The ASX 200 has ended the week with another loss, ending at 7,075.10 points. Almost all sectors of the ASX 200 posted losses, with healthcare only making an incremental gain of 0.06%.
Specialist lender Decreases Rates on Mortgages Amid Increasing Interest rates
Pepper Money, a leading specialist lending company, has announced cuts on their home loan rates, despite the increase in cash rates by the RBA last week.

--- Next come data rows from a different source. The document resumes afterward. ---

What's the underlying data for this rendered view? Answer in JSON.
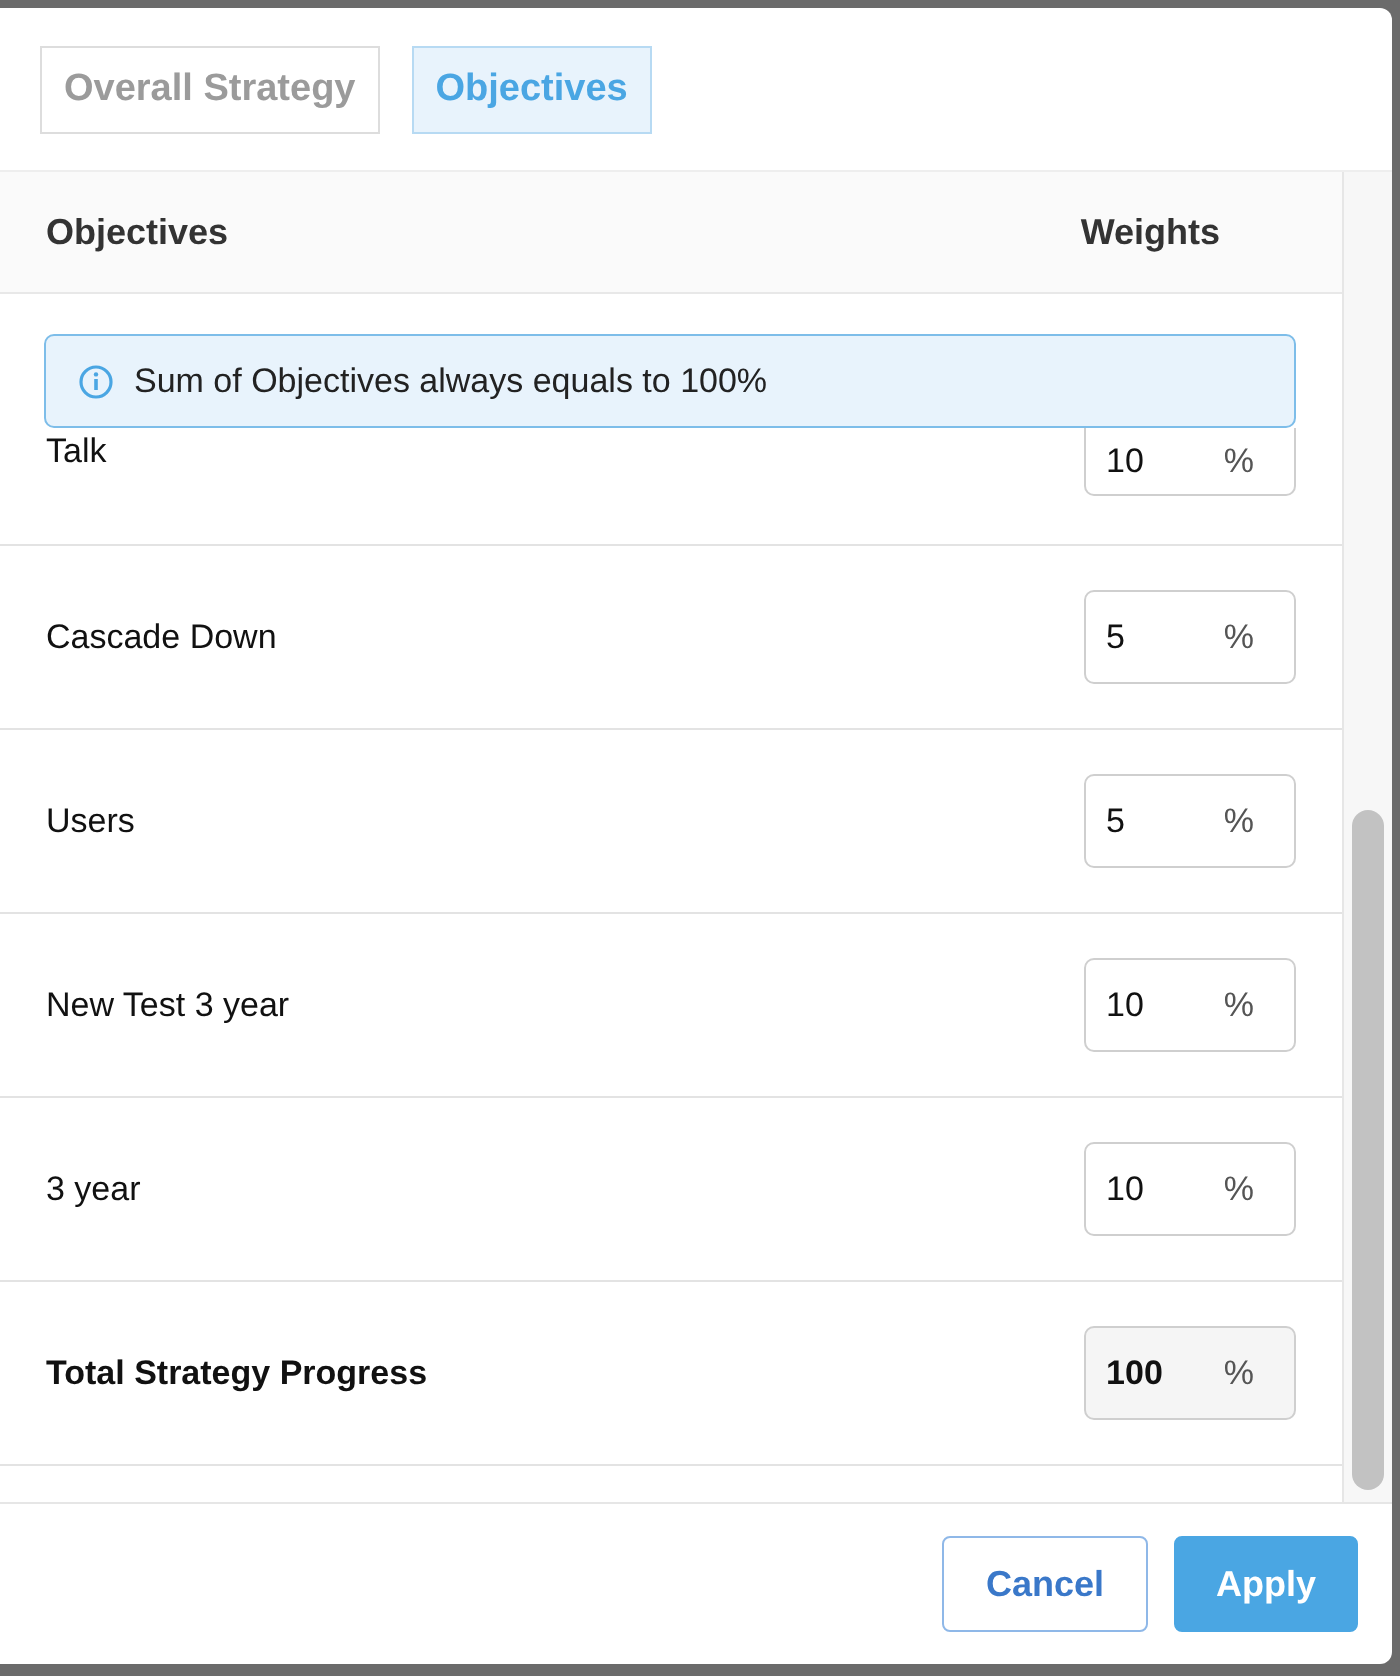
{
  "tabs": [
    {
      "label": "Overall Strategy",
      "selected": false
    },
    {
      "label": "Objectives",
      "selected": true
    }
  ],
  "table": {
    "columns": [
      "Objectives",
      "Weights"
    ],
    "info": "Sum of Objectives always equals to 100%",
    "rows": [
      {
        "name": "Talk",
        "value": "10",
        "unit": "%",
        "kind": "partial"
      },
      {
        "name": "Cascade Down",
        "value": "5",
        "unit": "%",
        "kind": "normal"
      },
      {
        "name": "Users",
        "value": "5",
        "unit": "%",
        "kind": "normal"
      },
      {
        "name": "New Test 3 year",
        "value": "10",
        "unit": "%",
        "kind": "normal"
      },
      {
        "name": "3 year",
        "value": "10",
        "unit": "%",
        "kind": "normal"
      },
      {
        "name": "Total Strategy Progress",
        "value": "100",
        "unit": "%",
        "kind": "total"
      }
    ]
  },
  "buttons": [
    {
      "label": "Cancel",
      "kind": "secondary"
    },
    {
      "label": "Apply",
      "kind": "primary"
    }
  ]
}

Pepper Money’s Pepper near prime range has allowed customers with people who have not been able to obtain mortgages due to low credit scores but have not missed any payments in the last few years. Pepper 60 mortgages, which are suitable for people who have not defaulted or had a county court judgment in 60 months, will now begin from 2.9 percent for a two year fixed rate or 70% loan to value for a 5 year fixed loan. Pepper 40 mortgages, another home loan suitable for those with no defaults or country court judgments for 40 months, will now begin at 3.5% for a two year fixed rate loan. This is vastly cheaper than the big four banks, where their fixed rates for a 2 year loan ranged from 3.79% to 3.99%.

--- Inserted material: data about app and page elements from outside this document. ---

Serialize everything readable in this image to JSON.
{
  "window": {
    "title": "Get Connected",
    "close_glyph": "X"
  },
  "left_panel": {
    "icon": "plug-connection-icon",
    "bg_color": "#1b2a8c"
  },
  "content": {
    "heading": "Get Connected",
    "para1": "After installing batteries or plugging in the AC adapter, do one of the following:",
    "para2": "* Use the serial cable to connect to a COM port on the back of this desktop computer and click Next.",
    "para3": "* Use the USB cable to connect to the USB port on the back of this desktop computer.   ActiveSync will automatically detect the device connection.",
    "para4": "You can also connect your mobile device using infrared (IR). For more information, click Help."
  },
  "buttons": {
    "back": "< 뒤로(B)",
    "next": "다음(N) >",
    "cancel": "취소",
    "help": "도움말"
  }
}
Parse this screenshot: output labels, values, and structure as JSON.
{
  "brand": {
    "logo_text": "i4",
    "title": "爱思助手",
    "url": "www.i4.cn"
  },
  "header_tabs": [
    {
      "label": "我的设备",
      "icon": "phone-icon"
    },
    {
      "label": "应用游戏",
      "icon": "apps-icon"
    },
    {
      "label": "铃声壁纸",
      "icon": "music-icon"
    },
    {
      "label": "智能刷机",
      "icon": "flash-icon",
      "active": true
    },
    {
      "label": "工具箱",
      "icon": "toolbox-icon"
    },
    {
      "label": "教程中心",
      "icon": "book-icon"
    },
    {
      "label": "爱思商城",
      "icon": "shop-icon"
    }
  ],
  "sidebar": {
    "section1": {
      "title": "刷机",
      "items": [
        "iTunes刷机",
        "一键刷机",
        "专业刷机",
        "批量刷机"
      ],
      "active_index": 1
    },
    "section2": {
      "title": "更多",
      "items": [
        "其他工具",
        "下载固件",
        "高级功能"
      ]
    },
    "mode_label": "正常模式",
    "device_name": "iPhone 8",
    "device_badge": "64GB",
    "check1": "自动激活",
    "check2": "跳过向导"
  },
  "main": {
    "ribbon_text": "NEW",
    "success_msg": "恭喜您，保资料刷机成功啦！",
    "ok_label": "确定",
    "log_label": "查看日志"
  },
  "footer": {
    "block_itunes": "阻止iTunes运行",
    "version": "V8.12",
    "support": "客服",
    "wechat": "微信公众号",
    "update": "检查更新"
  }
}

With the RBA increasing interest rates and banks passing on those increases, customers will likely begin looking towards alternatives in order to fund their needs. The non-bank lending industry will also follow the trend, depending on how they fund their lending. However, this may not be an issue for Pepper Money, as they have been able to raise $2.2 billion from the securitisation markets in order to continue providing customers with loans that meet their financing needs.
This, in addition to a low fee structure, will make Pepper Money a popular choice for borrowers and a leading competitor in the mortgage industry in the future.
Crypto Crash energizes Critics
Long heralded as a “ponzi scheme” by its critics, the concept of cryptocurrency has made waves in the financial world as a so-called ‘Get rich quick’ scheme, encapsulated by the skyrocketing of Bitcoin, the world’s first cryptocurrency’s value from US$0.0008 per coin in June 2010 to a $68,000 high in November 2021 (a rise of 850 million percent). However, this all came crashing down on Thursday, with a massive sell-off of the renownedly volatile asset causing the cryptocurrency market to lose over $200bn in value within 24 hours.
Described as “inevitable” due to crypto’s “lack of intrinsic value” and “[backing] by physical assets” by Hamish Douglass (Chief Investment Manager of leading fund Magellan), the crash was largely sparked by rising interest rates in numerous countries including America and Australia in order to combat record inflation. As there is no inherent way of obtaining the physical value of cryptocurrencies, coins’ pricing and equivalence to the dollar are largely based on their short-term supply and demand. However, with the rise in interest rates, people’s liquidity (worth in cash) decreased, in turn decreasing the demand for volatile assets such as cryptocurrency and thus, the price and overall value of the crypto market.
While larger coins such as Ethereum and Bitcoin are still valued in the five and four figures respectively, a so-called ‘stablecoin’ (coin whose value is tied to a physical asset or currency) Terra (Luna) lost over 99% of its value in the month between April 15th - May 15th, with its affiliate coin UST, which is tied to the US dollar and meant to be valued at exactly $1 USD falling to $0.29 USD simultaneously. While Friday the 13th showed some recovery within the cryptocurrency market, it is yet to be seen whether Douglass’ doomsday prediction that unbacked cryptocurrencies will “ultimately go to zero” will become a reality in the not-too-distant future.